State accreditation process should not hinder the school in identifying and pursuing its mission. However the process does require several legal standards that all schools must satisfy, including the state assessments and information reporting.

Any school, whether a public school or a non-public school, seeking accreditationby the Indiana State Board of Education must meet the same set of requirements: compliance with legal standards, completion of a school improvement plan, and review of student achievement indicators. It was established by statute more than 18 years ago and since that time the procedures and process have undergone modifications by the Indiana State Board of Education. There have been recent modifications to offer more flexibility to schools and make the process less cumbersome and more prescriptive. Non-public schools are able to use their own evaluation model and process if those models are approved in advance by the Indiana State Board of Education. The approved models are listed on the Indiana Department of Education website.

The Freeway School Program is an alternative to regular accreditation. This program allows a school to contract with the State Board of Education to achieve high levels of student achievement, attendance, and graduation rate. The program offers greater flexibility for schools to determine the curricula and staffing needs through relief from some state regulations.

INPEA will continue to work with IDOE representatives to ensure that state accreditation reporting processes, both regular and freeway, are not overly burdensome to non-public schools, especially smaller schools with limited administrative personnel resources. We also recommend the review and revision of the Recognition Status to recognize other DOE approved accrediting agencies with some type of reciprocity.

In conclusion, INPEA Board of Directors encourages and supports efforts by non-public schools to pursue accreditation.

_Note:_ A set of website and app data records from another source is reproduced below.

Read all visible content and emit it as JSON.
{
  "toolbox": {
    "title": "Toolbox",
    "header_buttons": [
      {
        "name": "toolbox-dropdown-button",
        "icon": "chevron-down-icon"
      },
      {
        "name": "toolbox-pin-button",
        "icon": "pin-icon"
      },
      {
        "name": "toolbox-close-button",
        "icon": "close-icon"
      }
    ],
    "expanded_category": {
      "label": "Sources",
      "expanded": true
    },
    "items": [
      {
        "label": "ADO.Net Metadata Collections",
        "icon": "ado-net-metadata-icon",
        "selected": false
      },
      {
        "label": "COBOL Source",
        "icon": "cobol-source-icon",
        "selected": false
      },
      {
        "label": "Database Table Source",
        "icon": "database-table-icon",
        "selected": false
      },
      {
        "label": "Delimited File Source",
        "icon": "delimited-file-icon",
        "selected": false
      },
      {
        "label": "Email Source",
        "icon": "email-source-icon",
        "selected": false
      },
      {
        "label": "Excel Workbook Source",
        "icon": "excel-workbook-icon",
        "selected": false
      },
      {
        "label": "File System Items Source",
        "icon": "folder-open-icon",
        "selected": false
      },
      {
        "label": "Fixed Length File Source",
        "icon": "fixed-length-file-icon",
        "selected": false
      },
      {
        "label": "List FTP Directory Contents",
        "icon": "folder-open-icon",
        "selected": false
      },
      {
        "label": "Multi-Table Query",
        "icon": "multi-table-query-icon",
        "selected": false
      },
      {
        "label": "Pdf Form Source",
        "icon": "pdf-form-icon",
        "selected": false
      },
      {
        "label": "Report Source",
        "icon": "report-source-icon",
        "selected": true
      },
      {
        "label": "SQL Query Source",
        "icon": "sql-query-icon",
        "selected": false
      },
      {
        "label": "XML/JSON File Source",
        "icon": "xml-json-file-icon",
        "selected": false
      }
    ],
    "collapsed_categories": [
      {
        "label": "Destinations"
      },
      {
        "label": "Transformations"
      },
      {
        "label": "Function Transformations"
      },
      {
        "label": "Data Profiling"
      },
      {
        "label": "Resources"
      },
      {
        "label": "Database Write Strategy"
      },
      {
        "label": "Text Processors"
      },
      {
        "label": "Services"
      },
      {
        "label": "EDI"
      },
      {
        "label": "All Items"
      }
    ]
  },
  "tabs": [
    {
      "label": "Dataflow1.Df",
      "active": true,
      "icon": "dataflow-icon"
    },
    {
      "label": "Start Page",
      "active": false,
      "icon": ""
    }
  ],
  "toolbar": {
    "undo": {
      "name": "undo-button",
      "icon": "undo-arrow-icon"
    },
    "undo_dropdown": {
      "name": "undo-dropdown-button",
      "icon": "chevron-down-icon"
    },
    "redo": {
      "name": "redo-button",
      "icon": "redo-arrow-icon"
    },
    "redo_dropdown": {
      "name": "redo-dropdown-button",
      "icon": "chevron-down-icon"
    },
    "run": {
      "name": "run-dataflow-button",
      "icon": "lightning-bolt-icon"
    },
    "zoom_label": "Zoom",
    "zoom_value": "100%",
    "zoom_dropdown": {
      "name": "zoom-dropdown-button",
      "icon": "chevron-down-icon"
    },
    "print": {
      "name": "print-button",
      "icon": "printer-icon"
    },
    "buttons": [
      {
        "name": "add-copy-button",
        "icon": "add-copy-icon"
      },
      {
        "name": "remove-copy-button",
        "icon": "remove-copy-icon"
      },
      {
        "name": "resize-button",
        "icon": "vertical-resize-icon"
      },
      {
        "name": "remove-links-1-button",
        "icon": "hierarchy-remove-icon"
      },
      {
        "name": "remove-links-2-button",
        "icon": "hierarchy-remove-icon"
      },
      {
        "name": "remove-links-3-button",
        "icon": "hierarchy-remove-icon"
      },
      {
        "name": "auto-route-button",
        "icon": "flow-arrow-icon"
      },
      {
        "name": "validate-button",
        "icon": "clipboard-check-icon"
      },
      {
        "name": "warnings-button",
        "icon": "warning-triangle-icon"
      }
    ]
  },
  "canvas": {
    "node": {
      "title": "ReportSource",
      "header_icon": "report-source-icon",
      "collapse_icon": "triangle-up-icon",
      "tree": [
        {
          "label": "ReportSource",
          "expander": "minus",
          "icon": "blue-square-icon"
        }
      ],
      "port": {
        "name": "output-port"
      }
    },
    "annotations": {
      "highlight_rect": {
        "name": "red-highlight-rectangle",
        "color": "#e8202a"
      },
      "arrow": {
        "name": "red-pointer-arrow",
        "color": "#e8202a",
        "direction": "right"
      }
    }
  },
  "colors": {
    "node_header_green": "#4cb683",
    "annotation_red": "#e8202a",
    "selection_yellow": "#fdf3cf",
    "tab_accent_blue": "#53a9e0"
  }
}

INPEA encourages schools to continue to engage in both the IndianaState processes and other National/Regional models while working with INPEA to improve the state process where needed.

Indiana Non-Public Education Association Board of Directors
Initial revision – February 12, 2002
Revised: September 14, 2010
Revision approved: November 16, 2010